You've probably heard the term "judo strategy" (a very popular meme from the dot com era), but you may not have thought about what it really means. I learned, from of all places, an interview that Joe Rogan gave to astrophysicist Neil DeGrasse Tyson.
In the interview, the former Fear Factor host talks about the importance of technique in jiu-jitsu. Mastery of technique allows you to overcome inferiority of strength.
I think this is an important point. Here in Silicon Valley, we often talk about the importance of speed and being nimble, but all the speed in the world doesn't help without the proper technique.
It's far too easy for young entrepreneurs to get caught up in talk of disruptive technologies without appreciating the importance of good technique on the business side.
I find it funny that hackers who instinctively know the value of using the right development frameworks, and are obssessed with the latest libraries and patterns, don't seem to realize that the same applies to sales, marketing, and strategy.
Ironically enough, technical founders do seem to appreciate the value of technique when it comes to fundraising--too bad fundraising, while important, is necessary but insufficient for success.
As an entrepreneur, you don't have the advantage of strength.

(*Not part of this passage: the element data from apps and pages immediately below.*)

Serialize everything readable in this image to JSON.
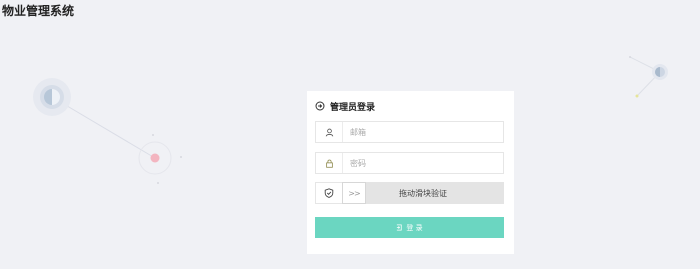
{
  "app": {
    "title": "物业管理系统"
  },
  "login": {
    "heading": "管理员登录",
    "email": {
      "placeholder": "邮箱",
      "value": ""
    },
    "password": {
      "placeholder": "密码",
      "value": ""
    },
    "slider": {
      "label": "拖动滑块验证",
      "handle_glyph": ">>"
    },
    "submit_label": "登 录"
  },
  "colors": {
    "background": "#f0f1f5",
    "accent": "#6bd6c1",
    "card": "#ffffff"
  },
  "icons": [
    "login-icon",
    "user-icon",
    "lock-icon",
    "shield-check-icon",
    "double-chevron-right-icon",
    "login-arrow-icon"
  ]
}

You have to develop superiority of technique, on the business side as well as the technical side.